There’s a scene in Inception where, Eames (Tom Hardy) says to Arthur (Joseph Gordon-Levitt), “You mustn’t be afraid to dream a little bigger, darling.” When we were kids, we just tried stuff. You tried to walk along the picket fence and you might have fallen off, but maybe you didn’t. Maybe you tried to catch a ball and missed. But you tried it again and … Continue reading You mustn’t be afraid to dream a little bigger, darling.
The ferry sings between rocky island outcrops that form the San Juan islands, their edges smoothed by long-melted glaciers. The tops of the islands burst in dense Coast Douglas fir. There’s a delicious slowness to it all, we’re all unhurried together. Kids run past us barking like dogs. Grey muzzled chihuahuas totter past like octogenarians. I make quick sketches as things pass by, simple outlines … Continue reading New artworks inspired by Orcas Island, San Juan Islands.
Look, I admit it. I was never much of a fan of Monet. When we look at his ‘pretty pictures’, it’s easy to forget the struggle behind them. That’s why the exhibition Monet at Étretat at the Seattle Art Museum grabbed me by the balls. Here’s why Monet is right, right now. As the exhibition synopsis says, here we meet Monet at a pivotal moment. … Continue reading Monet is not the man you think he is.
What if the masks we wear to avoid COVID-19 are not oppressive but a key to discover our true selves? Continue reading Masks of quarantine: does hiding your face liberate your soul?
We live moment after moment. Many of those moments pass unnoticed. But sometimes those moments become momentous and profoundly change our lives. For some of us, art is a catalyst for a dramatic change in our lives. It’s hard to imagine how someone’s scratchings on a canvas in their studio can seismically shift a life. That one artist can push another unknown-unmet-person to take a … Continue reading How art can profoundly change us all.
Soon after visiting the Seattle Asian Art Museum, the world shut down as it succumbed to the novel corona virus. I found myself isolated in a strange city, needing to hunker down for an indefinite period of time. I thought a lot about the Chinese landscapes I saw in the museum and how the figures in the landscape were tiny specs, dwarfed by what was … Continue reading Danny Lacy and Ray Monde talk COVID art; National Works on Paper Prize

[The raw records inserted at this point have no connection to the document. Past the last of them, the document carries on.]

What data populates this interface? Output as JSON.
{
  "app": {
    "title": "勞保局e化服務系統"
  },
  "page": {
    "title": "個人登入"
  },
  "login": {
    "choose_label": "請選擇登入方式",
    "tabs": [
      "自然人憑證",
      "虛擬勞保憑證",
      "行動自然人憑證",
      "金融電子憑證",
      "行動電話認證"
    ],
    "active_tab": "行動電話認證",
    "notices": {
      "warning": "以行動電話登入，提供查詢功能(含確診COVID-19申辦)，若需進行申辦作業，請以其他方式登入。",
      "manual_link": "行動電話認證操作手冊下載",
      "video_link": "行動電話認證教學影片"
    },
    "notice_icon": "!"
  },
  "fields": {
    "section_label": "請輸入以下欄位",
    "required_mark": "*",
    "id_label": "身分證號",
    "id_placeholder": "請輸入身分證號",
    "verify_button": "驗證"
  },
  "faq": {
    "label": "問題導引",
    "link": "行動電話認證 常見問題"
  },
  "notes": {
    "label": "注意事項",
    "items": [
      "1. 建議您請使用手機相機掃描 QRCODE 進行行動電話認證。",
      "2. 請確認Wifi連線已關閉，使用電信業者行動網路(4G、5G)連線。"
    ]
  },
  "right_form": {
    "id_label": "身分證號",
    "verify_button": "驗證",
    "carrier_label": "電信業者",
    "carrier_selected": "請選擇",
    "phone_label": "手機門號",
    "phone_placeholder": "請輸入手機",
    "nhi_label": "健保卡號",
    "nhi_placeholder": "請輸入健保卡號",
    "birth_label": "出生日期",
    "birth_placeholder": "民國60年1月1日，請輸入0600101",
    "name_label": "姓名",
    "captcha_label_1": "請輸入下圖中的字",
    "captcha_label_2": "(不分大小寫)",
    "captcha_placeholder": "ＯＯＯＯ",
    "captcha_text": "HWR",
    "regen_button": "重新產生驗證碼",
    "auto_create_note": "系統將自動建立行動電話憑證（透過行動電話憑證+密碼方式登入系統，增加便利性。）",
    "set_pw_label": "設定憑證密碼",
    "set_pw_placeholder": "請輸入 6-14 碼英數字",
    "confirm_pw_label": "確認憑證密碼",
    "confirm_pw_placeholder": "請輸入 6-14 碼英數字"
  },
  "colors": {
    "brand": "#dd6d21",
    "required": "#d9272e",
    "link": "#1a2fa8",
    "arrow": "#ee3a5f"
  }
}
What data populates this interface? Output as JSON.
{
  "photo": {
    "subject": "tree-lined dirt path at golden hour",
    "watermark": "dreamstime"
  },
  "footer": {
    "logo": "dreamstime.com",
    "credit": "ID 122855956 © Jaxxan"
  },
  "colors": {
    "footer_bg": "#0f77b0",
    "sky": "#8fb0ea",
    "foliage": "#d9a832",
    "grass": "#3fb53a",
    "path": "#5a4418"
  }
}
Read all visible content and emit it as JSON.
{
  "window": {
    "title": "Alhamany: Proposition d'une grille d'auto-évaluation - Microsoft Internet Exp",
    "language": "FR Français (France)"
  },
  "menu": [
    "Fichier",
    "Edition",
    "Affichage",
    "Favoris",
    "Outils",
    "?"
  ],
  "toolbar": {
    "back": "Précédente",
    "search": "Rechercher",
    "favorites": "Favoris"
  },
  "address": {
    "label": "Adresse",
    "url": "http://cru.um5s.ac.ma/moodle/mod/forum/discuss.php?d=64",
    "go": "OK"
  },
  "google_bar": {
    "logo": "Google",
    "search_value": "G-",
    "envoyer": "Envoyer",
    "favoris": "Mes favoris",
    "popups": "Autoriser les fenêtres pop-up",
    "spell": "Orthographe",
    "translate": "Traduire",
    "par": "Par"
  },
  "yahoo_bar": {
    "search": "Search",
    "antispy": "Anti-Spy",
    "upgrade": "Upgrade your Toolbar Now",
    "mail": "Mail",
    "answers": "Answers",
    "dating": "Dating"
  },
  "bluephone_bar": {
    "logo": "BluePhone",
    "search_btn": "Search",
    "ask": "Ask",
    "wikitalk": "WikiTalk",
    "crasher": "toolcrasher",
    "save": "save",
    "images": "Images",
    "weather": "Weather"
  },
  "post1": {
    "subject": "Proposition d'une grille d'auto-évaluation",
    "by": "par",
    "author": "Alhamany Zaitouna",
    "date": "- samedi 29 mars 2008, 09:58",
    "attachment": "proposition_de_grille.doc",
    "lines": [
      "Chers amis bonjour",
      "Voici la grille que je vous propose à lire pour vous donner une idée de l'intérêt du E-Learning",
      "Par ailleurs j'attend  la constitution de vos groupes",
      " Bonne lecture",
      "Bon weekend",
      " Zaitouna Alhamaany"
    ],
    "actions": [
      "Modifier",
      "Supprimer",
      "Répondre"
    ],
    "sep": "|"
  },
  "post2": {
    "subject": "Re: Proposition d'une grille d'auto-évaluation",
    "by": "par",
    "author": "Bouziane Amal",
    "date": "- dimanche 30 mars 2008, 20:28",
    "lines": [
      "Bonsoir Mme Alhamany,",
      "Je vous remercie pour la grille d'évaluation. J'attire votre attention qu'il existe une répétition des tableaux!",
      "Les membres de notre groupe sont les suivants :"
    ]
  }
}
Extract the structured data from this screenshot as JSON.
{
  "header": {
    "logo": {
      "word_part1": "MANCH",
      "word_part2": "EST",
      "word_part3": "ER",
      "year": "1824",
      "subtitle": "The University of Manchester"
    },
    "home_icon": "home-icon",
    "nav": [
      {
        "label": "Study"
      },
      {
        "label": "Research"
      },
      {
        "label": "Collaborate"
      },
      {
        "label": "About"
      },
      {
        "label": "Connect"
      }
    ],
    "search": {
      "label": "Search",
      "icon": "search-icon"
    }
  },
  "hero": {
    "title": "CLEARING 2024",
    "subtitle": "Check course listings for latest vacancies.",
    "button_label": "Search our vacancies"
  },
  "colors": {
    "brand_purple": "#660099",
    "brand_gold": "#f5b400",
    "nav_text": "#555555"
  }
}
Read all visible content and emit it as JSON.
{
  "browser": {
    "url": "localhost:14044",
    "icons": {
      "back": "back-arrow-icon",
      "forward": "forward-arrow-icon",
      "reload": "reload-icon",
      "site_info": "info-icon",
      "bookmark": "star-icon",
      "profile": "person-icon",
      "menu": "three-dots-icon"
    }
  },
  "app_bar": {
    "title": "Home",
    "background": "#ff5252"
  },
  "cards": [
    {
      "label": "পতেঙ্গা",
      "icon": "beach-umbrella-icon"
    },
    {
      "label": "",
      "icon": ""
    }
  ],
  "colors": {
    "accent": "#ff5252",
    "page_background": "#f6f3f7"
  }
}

I’ve just left Scottsdale, Arizona. It’s ablaze with COVID-19. Home to the horn-wearing hoodlum who stormed the Capitol. Rocky desert, filled with thorns. Ringed by freeways. Now, I’ve hopped the border into California and am hunkering down in Palm Springs. The streets are empty, except for occasional middle-aged gays wearing matching tight shorts and bandanas around their necks. Nothing else. It’s warm here. A hot … Continue reading What’s going to happen to us in 2021?
With 1.6 million people dead from COVID-19, it’s hard to imagine how 2020 could be described as a year of wonders. I’ve borrowed the title from the incredible book of the same name by Geraldine Brooks. Inspired by the true story of Eyam, Year of Wonders evokes a village infected by the bubonic plague which shuts itself off from the world to reduce the spread of infection. … Continue reading Year of Wonders: 2020 in review
The exhibition After the Fires by Ray Monde opens at Purple Noon Gallery on the one-year anniversary of the devastating bushfires around Braidwood. Continue reading After the Fires opens at Purple Noon Gallery
Take a look at what kind of art that President Trump inspired and where we go next in a Biden Administration. Continue reading Is Trump the most inspiring President for artists?